TT 414, the monumental tomb of Ankh-Hor, High Steward of the Divine Adoratrice Nitocris during the 26th Dynasty (6th century BCE), is one of the so-called temple tombs of the Late Period in Asasif with a temple-like superstructure and complex cultic rooms and halls.
Within the current Ankh-Hor Project of LMU Munich we are focusing on the complete use-life of the tomb which lasted over centuries well into the Roman and Coptic periods. We also include the various ancient and more recent plundering phases of TT 414 which are well attested. One aspect is particularly noteworthy: TT 414 has the potential to serve as a case study to analyse various attitudes of later generations towards the original owners of Theban burial places. For example, several Late Period coffins had been found in the pillared hall of TT 414, thus not in their primary position within the burial chambers at the bottom of the various shafts, but within one of the cultic rooms or sanctuaries. In the entrance area to the pillared hall, a well preserved lower part of a coffin, Reg. No. 590, was discovered, seemingly out of place for a 26th Dynasty coffin.

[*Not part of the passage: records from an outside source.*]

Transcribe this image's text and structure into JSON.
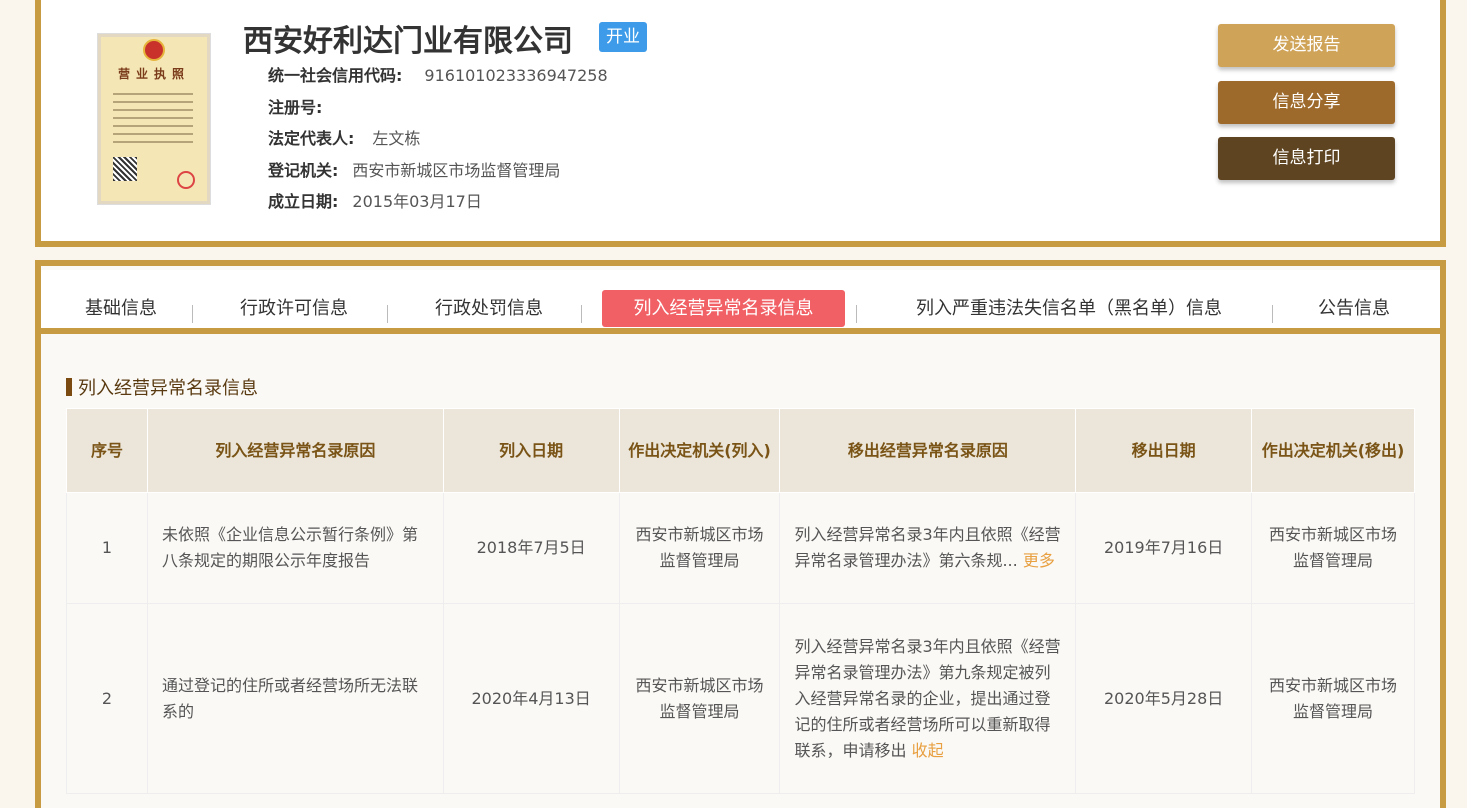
{
  "company": {
    "name": "西安好利达门业有限公司",
    "status": "开业",
    "license_title": "营业执照",
    "fields": [
      {
        "label": "统一社会信用代码:",
        "value": "916101023336947258"
      },
      {
        "label": "注册号:",
        "value": ""
      },
      {
        "label": "法定代表人:",
        "value": "左文栋"
      },
      {
        "label": "登记机关:",
        "value": "西安市新城区市场监督管理局"
      },
      {
        "label": "成立日期:",
        "value": "2015年03月17日"
      }
    ]
  },
  "actions": {
    "send_report": "发送报告",
    "share": "信息分享",
    "print": "信息打印"
  },
  "tabs": [
    {
      "label": "基础信息"
    },
    {
      "label": "行政许可信息"
    },
    {
      "label": "行政处罚信息"
    },
    {
      "label": "列入经营异常名录信息",
      "active": true
    },
    {
      "label": "列入严重违法失信名单（黑名单）信息"
    },
    {
      "label": "公告信息"
    }
  ],
  "section": {
    "title": "列入经营异常名录信息"
  },
  "table": {
    "headers": [
      "序号",
      "列入经营异常名录原因",
      "列入日期",
      "作出决定机关(列入)",
      "移出经营异常名录原因",
      "移出日期",
      "作出决定机关(移出)"
    ],
    "rows": [
      {
        "no": "1",
        "reason_in": "未依照《企业信息公示暂行条例》第八条规定的期限公示年度报告",
        "date_in": "2018年7月5日",
        "authority_in": "西安市新城区市场监督管理局",
        "reason_out": "列入经营异常名录3年内且依照《经营异常名录管理办法》第六条规...",
        "toggle": "更多",
        "date_out": "2019年7月16日",
        "authority_out": "西安市新城区市场监督管理局"
      },
      {
        "no": "2",
        "reason_in": "通过登记的住所或者经营场所无法联系的",
        "date_in": "2020年4月13日",
        "authority_in": "西安市新城区市场监督管理局",
        "reason_out": "列入经营异常名录3年内且依照《经营异常名录管理办法》第九条规定被列入经营异常名录的企业，提出通过登记的住所或者经营场所可以重新取得联系，申请移出",
        "toggle": "收起",
        "date_out": "2020年5月28日",
        "authority_out": "西安市新城区市场监督管理局"
      }
    ]
  },
  "colors": {
    "border_gold": "#c79b42",
    "status_blue": "#3d9be9",
    "active_tab": "#f06065",
    "link_orange": "#e8a041",
    "btn_report": "#cfa358",
    "btn_share": "#9e6a2b",
    "btn_print": "#5e4420"
  }
}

Already back in the 1970s, the excavators suspected that these coffins had just been re-used in the Ptolemaic period when people started to make use of the pillared hall as a burial place (in addition to the shafts). In 2009, I could confirm this by an exceptional in situ-find that came to light during the cleaning of the coffin Reg. No. 590 (Budka 2010): We discovered in the interior of this 26th Dynasty coffin for a man named Iret-her-rw, called Nes-ba-neb-djedet, an intact mummy label with a demotic docket (see Budka and Mekis 2017). This Ptolemaic mummy label identifies the mummy placed in this coffin as a man with the name Wah-ib-Re. Recently, I could trace together with my colleague Tamás Mekis a fragmentary cartonage in the Louvre (Louvre N 4603) which probably belongs to this person and must derive from TT 414 as well (Budka and Mekis 2017).
This allows tackling two important aspects:
1) The destroyed mummy placed in the coffin Reg. No. 590 illustrates the well-known fact that in the 19th century AD, Egyptian mummies were systematically damaged during the search for gilded parts, cartonages, amulets and other finds. Objects like the cartonage Louvre N 4603 came via antiquity dealers to large European museums. Like for Wah-ib-Re, it is therefore possible to find various objects from people buried in TT 414 in these museums (see, e.g. Budka, Mekis and Bruwier 2013).
2) The Ptolemaic mummy label found in the 26th Dynasty coffin in TT 414 attests to the re-use of wooden coffins from the original phase of use of monumental temple tombs like TT 414 some 300 years later. Whether this re-use had simply practical reasons and a financial motivation, or whether this recycling was also associated with a more complex set of meanings must remain open for now, providing a number of possible lines of further research.
I am personally very delighted that this not only beautifully painted, but also intriguing coffin, Reg. No. 590, which already has had such a multifaceted biography, now entered another aspect of its life history: it is getting a last cleaning and consolidation in order to be transported to the main magazine here on the West Bank as final resting place.
Budka, Julia 2010. Varianz im Regelwerk. Bestattungsabläufe im Monumentalgrab von Anch-Hor, Obersthofmeister der Gottesgemahlin Nitokris (TT 414), Ägypten & Levante 20, 49–66.
Budka, Julia, Tamás Mekis and Marie-Cécile Bruwier 2013. Re-use of Saite temple tombs in the Asasif during the early Ptolemaic time – the tomb group of Mw.t-Mnw from TT 414, Ägypten & Levante 22/23, 2012/2013, 209–251.
Budka, Julia and Mekis, Tamás 2017. The Family of Wah-ib-Re I (TT 414) from Thebes, Ägypten & Levante 27, 219‒240.